If you use Netflix, then you’re familiar with the streaming service’s film suggestions based upon viewing patterns. How does it know what you like? This is artificial intelligence (AI) in action.
Whether we’re aware of it or not, we interact with AI multiple times every single day. Smartphones, online booking, social media platforms all use AI. So did Uber's self-driving car that ended up in a horrendous fatal crash.
Which brings us to an important question: Should we trust it?
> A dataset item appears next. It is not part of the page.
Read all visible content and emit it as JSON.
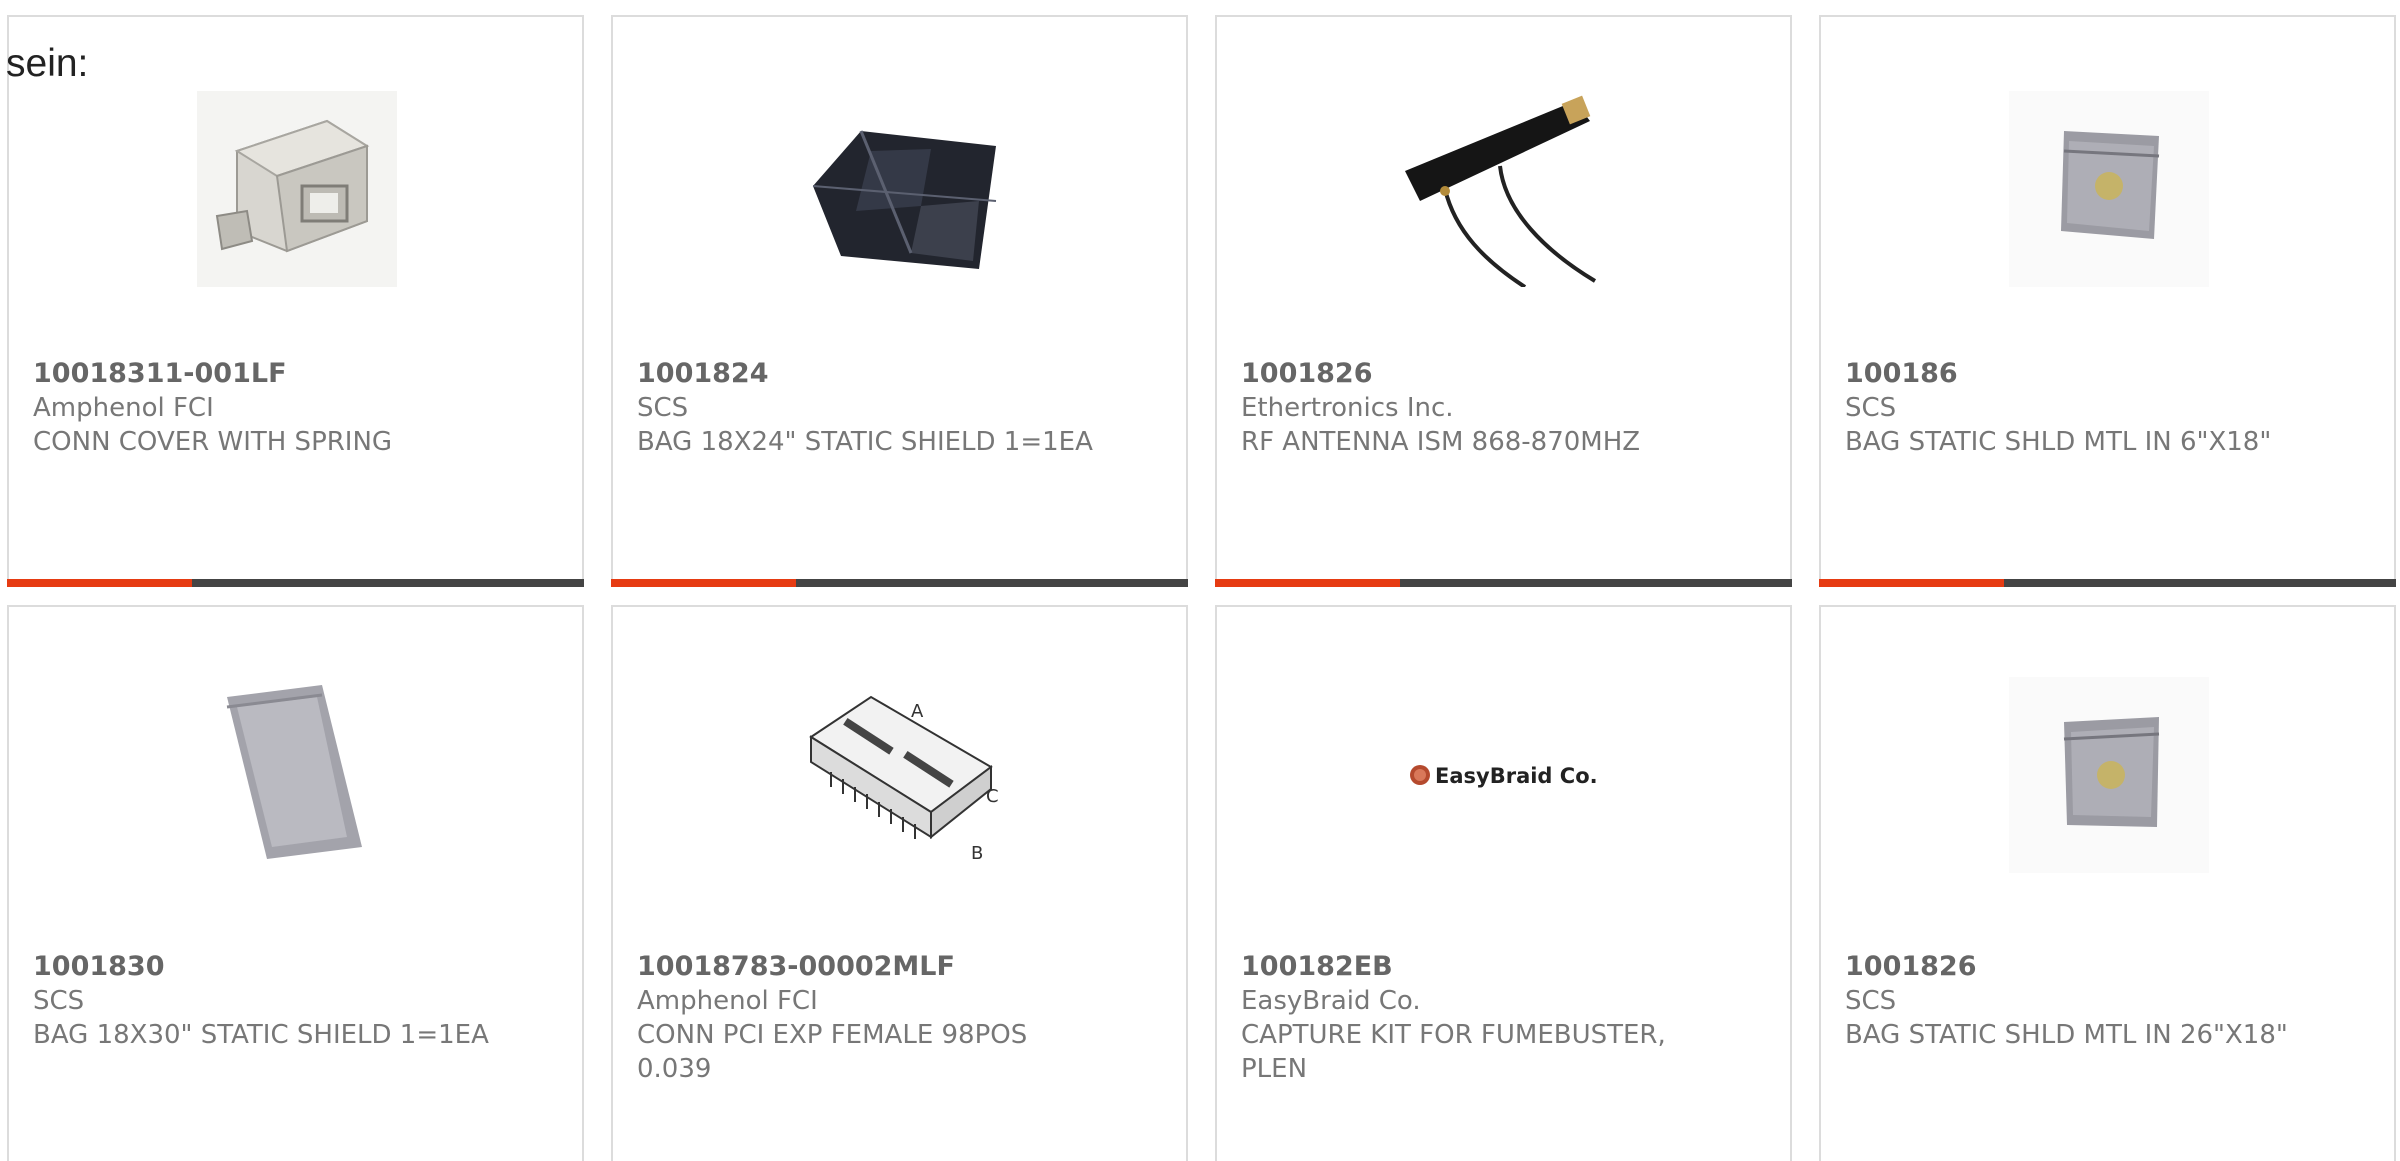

University of Ottawa professors Dr. Jason Millar of the Faculty of Engineering and Dr. Ian Kerr, Canada Research Chair in Ethics, Law and Technology in the Faculty of Law, and their Japanese collaborators, Dr. Koichi Hori and Kentaro Kotsuki, spoke about enabling the responsible adoption of AI to more than 150 international technology leaders and experts assembled at the recent G7 Multistakeholder Conference on Artificial Intelligence, in Montreal.
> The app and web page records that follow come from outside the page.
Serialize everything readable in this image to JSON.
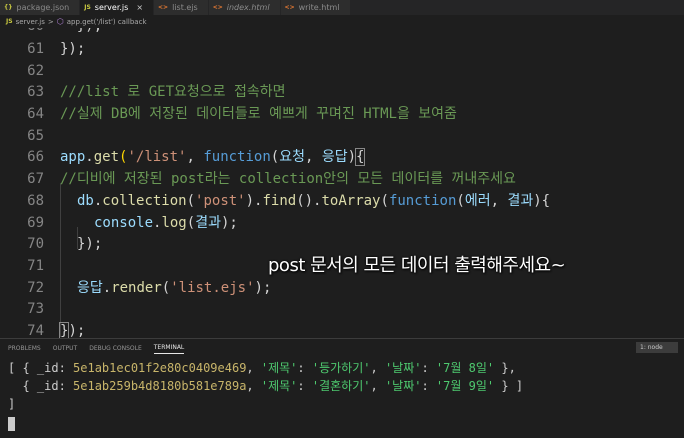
{
  "tabs": [
    {
      "icon": "{}",
      "label": "package.json",
      "active": false
    },
    {
      "icon": "JS",
      "label": "server.js",
      "active": true,
      "close": "×"
    },
    {
      "icon": "<>",
      "label": "list.ejs",
      "active": false
    },
    {
      "icon": "<>",
      "label": "index.html",
      "active": false
    },
    {
      "icon": "<>",
      "label": "write.html",
      "active": false
    }
  ],
  "breadcrumb": {
    "file_icon": "JS",
    "file": "server.js",
    "sep": ">",
    "symbol": "app.get('/list') callback"
  },
  "code": {
    "line60": {
      "num": "60",
      "text": "  });"
    },
    "line61": {
      "num": "61",
      "text": "});"
    },
    "line62": {
      "num": "62"
    },
    "line63": {
      "num": "63",
      "comment": "///list 로 GET요청으로 접속하면"
    },
    "line64": {
      "num": "64",
      "comment": "//실제 DB에 저장된 데이터들로 예쁘게 꾸며진 HTML을 보여줌"
    },
    "line65": {
      "num": "65"
    },
    "line66": {
      "num": "66",
      "obj": "app",
      "dot": ".",
      "fn": "get",
      "open": "(",
      "str": "'/list'",
      "comma": ", ",
      "kw": "function",
      "params_open": "(",
      "p1": "요청",
      "sep": ", ",
      "p2": "응답",
      "params_close": ")",
      "brace": "{"
    },
    "line67": {
      "num": "67",
      "comment": "//디비에 저장된 post라는 collection안의 모든 데이터를 꺼내주세요"
    },
    "line68": {
      "num": "68",
      "obj": "db",
      "dot1": ".",
      "fn1": "collection",
      "open1": "(",
      "str": "'post'",
      "close1": ").",
      "fn2": "find",
      "mid": "().",
      "fn3": "toArray",
      "open2": "(",
      "kw": "function",
      "open3": "(",
      "p1": "에러",
      "sep": ", ",
      "p2": "결과",
      "close3": "){"
    },
    "line69": {
      "num": "69",
      "obj": "console",
      "dot": ".",
      "fn": "log",
      "open": "(",
      "arg": "결과",
      "close": ");"
    },
    "line70": {
      "num": "70",
      "text": "});"
    },
    "line71": {
      "num": "71"
    },
    "line72": {
      "num": "72",
      "obj": "응답",
      "dot": ".",
      "fn": "render",
      "open": "(",
      "str": "'list.ejs'",
      "close": ");"
    },
    "line73": {
      "num": "73"
    },
    "line74": {
      "num": "74",
      "brace": "}",
      "rest": ");"
    }
  },
  "overlay_text": "post 문서의 모든 데이터 출력해주세요~",
  "panel": {
    "tabs": [
      "PROBLEMS",
      "OUTPUT",
      "DEBUG CONSOLE",
      "TERMINAL"
    ],
    "terminal_select": "1: node",
    "rows": [
      {
        "open": "[ { _id: ",
        "id": "5e1ab1ec01f2e80c0409e469",
        "k1": "'제목'",
        "v1": "'등가하기'",
        "k2": "'날짜'",
        "v2": "'7월 8일'",
        "end": " },"
      },
      {
        "open": "  { _id: ",
        "id": "5e1ab259b4d8180b581e789a",
        "k1": "'제목'",
        "v1": "'결혼하기'",
        "k2": "'날짜'",
        "v2": "'7월 9일'",
        "end": " } ]"
      }
    ],
    "prompt_line": "]"
  },
  "colors": {
    "background": "#1e1e1e",
    "comment": "#6a9955",
    "keyword": "#569cd6",
    "string": "#ce9178",
    "function": "#dcdcaa",
    "variable": "#9cdcfe"
  }
}
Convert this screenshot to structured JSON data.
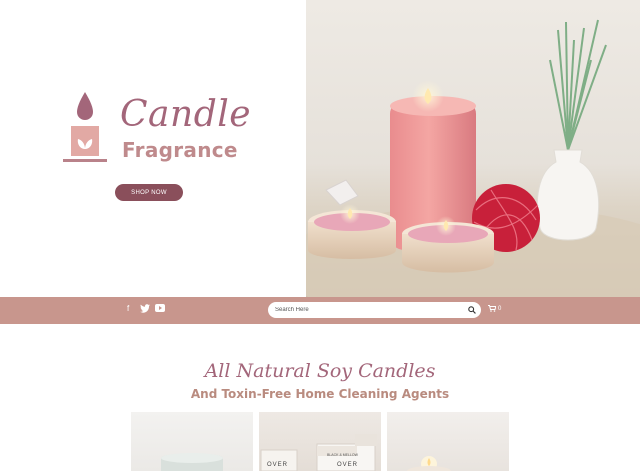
{
  "brand": {
    "line1": "Candle",
    "line2": "Fragrance"
  },
  "hero": {
    "shop_button": "SHOP NOW"
  },
  "social": {
    "facebook": "f",
    "twitter": "twitter-icon",
    "youtube": "youtube-icon"
  },
  "search": {
    "placeholder": "Search Here"
  },
  "cart": {
    "count": "0"
  },
  "section": {
    "title": "All Natural Soy Candles",
    "subtitle": "And Toxin-Free Home Cleaning Agents"
  },
  "products": [
    {
      "label": ""
    },
    {
      "label_top": "BLACK & MELLOW",
      "label_left": "OVER",
      "label_right": "OVER"
    },
    {
      "label": ""
    }
  ],
  "colors": {
    "accent": "#a3667a",
    "bar": "#c8968d",
    "button": "#8a4f5b",
    "secondary": "#bf8a8c"
  }
}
In their theme paper they wrote, “Owing to the way humans often perceive AI as ‘superior’ in its abilities, they can over-trust it.”
The accountability of AI is a serious world-wide topic that was discussed at the G7’s December 6, 2018 gathering, where Prime Minister Justin Trudeau also announced a major financial investment in AI that will lead to the creation of 16, 000 new jobs.
“We think we should only be promoting greater social trust in AI systems that are fundamentally trustworthy,” explains Millar, who with Kerr also provided feedback to the meeting conveners that will help guide the G7’s future considerations about accountability in AI.
“Our paper demonstrates the important link between accountability and trust in order to provide guidance to policymakers about the necessary mechanisms for achieving appropriate levels of social trust in AI,” says Kerr. “Developing such mechanisms is crucial to the development of responsible AI.”
To learn more about responsible adoption of AI, read their theme paper Accountability in AI: Promoting Greater Social Trust.
Isabelle Mailloux Pulkinghorn
University of Ottawa